Application Development Blog Posts
Learn and share on deeper, cross technology development topics such as integration and connectivity, automation, cloud extensibility, developing at scale, and security.
Showing results for 
Search instead for 
Did you mean: 

Why do we need Hierarchies?

The main purpose of a hierarchy in analytics is to aggregate facts and provide a high-level overview with the option to drill into the lower hierarchy branches and nodes. Facts are represented as CDS analytical views, which are identified by the analytical data category CUBE provided as CDS view annotation.

A hierarchy is usually not defined on the facts themselves but on some master data column that categorizes the facts. This master data entity, or any business entity that should be arranged in a hierarchy, is given by a CDS view of analytical data category DIMENSION.

In general, a separate hierarchy view is needed, identified by data category HIERARCHY. Its rows represent the nodes of the hierarchy. The hierarchical relation of these nodes can be specified in two ways:

By two sets of columns, one identifying a node as child, often the key columns of the node, and the other one identifying the related parent node

By a self-association of the view with cardinality [1 : 0..1] pointing to the parent node of the node

Root nodes are those nodes which have no parent.

Usually, a business entity instance is assigned to just one node in a hierarchy. Depending on the capabilities of the analytical engine, it could be assigned to multiple hierarchy nodes, and the engine would consider this multiple assignment when aggregating facts via the hierarchy. The analytical engine in ABAP, for example, can handle multiple assignments to leaf nodes.

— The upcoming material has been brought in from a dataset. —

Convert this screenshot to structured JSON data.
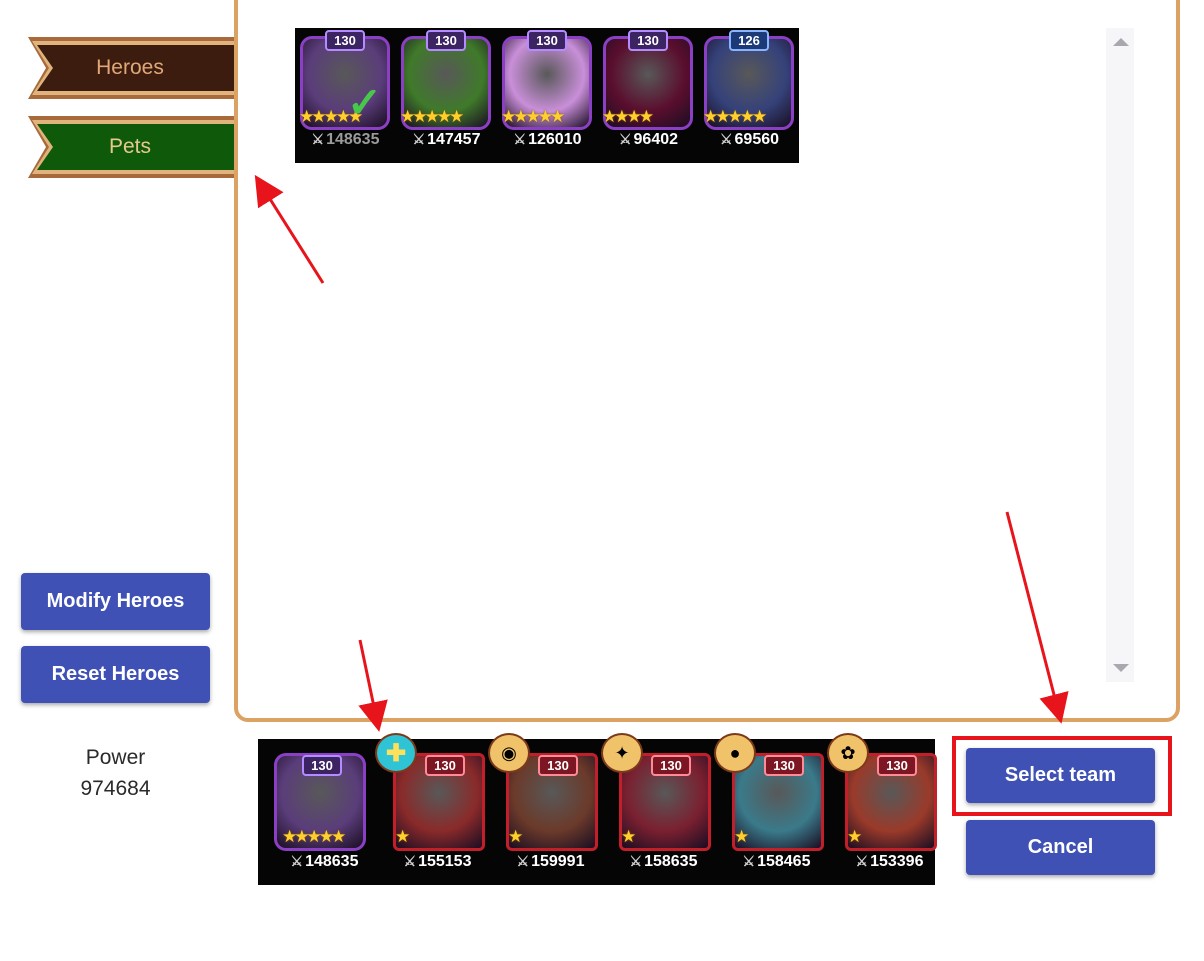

Note that a hierarchy node relates to just one business entity instance. This is different than in current set hierarchies, where a node can relate to many business entity instances, but allows for a unified treatment of all nodes of a hierarchy.

Often there is not just one possible hierarchy for a business entity but several alternatives. These should be represented as instances in a hierarchy directory from which a user can select the hierarchy he wants to see. The hierarchy directory is represented by a CDS view of data category DIMENSION. An entry of the hierarchy directory is used as grouping of hierarchy nodes. At runtime, only the nodes of a single hierarchy directory entry are considered. This reduces the number of processed nodes and improves performance. The connection between the hierarchy node view and the hierarchy directory is modeled with an association between these two views, where the on-condition must include all key elements of the hierarchy view.

Assume that the user has chosen a master data dimension for (hierarchical) drill-down and some measures from the fact view. Then he has to select one hierarchy from the hierarchy directory view (or the hierarchy might be pre-selected by the analytical query). Then the engine reads hierarchy nodes and structure from the hierarchy node view for the selected hierarchy (or uses cached information). Afterwards, the measures are aggregated via the fact view to those master data instances that are assigned to hierarchy nodes. Measures for unassigned master data instances can also be aggregated and shown at a virtual hierarchy node for unassigned values.

The analytical engine recursively aggregates these values along the hierarchy structure to higher level nodes

The hierarchically aggregated measures are displayed at all visible nodes.

The following check-list helps to express your hierarchy in CDS.

All hierarchy nodes must be represented as the rows of a CDS view, the node view.

  1. Hierarchy nodes are all nodes belonging to a hierarchy, including root nodes, inner nodes, and leaf nodes. For those readers familiar with set hierarchies: also each set element, e.g. each cost center, is considered as a separate hierarchy node.

  2. For each node, a single parent node is specified in the node view. Nodes without a parent are considered root nodes. A node cannot have more than one parent. Therefore, all hierarchies are strict. Each chain of parents must be acyclic, and therefore end at a root node.

  3. The complete set of nodes can be divided into several individual hierarchies. The list of hierarchies is given by a CDS view, the hierarchy directory for this node view. Each node belongs to exactly one hierarchy, identified by one or multiple key fields of the node view. A hierarchy can have multiple root nodes. Within a single hierarchy, multiple sub-hierarchies are available, given by a node and its descendents.


Analytical View

The below is your analytical view, which has a costs center Hierarchy.

Hierarchy Node

Define a foreign key association to Hierarchy Directory and also Hierarchy Node Text View as below.

The Cost Center Master View should have the association to the Cost Center Hierarchy Node view. Also, Cost Center Field is annotated with @ObjectModel.Hierarchy.assocation indicating that a hierarchy is available for this master data entity.

Below is the Hierarchy Directory grouping all the available hierarchies.

Text view for Hierarchy Directory.

Text view for Hierarchy Node View.

Analysis for office


For system setup, Analysis for office setup please refer to the below blog post.
Labels in this area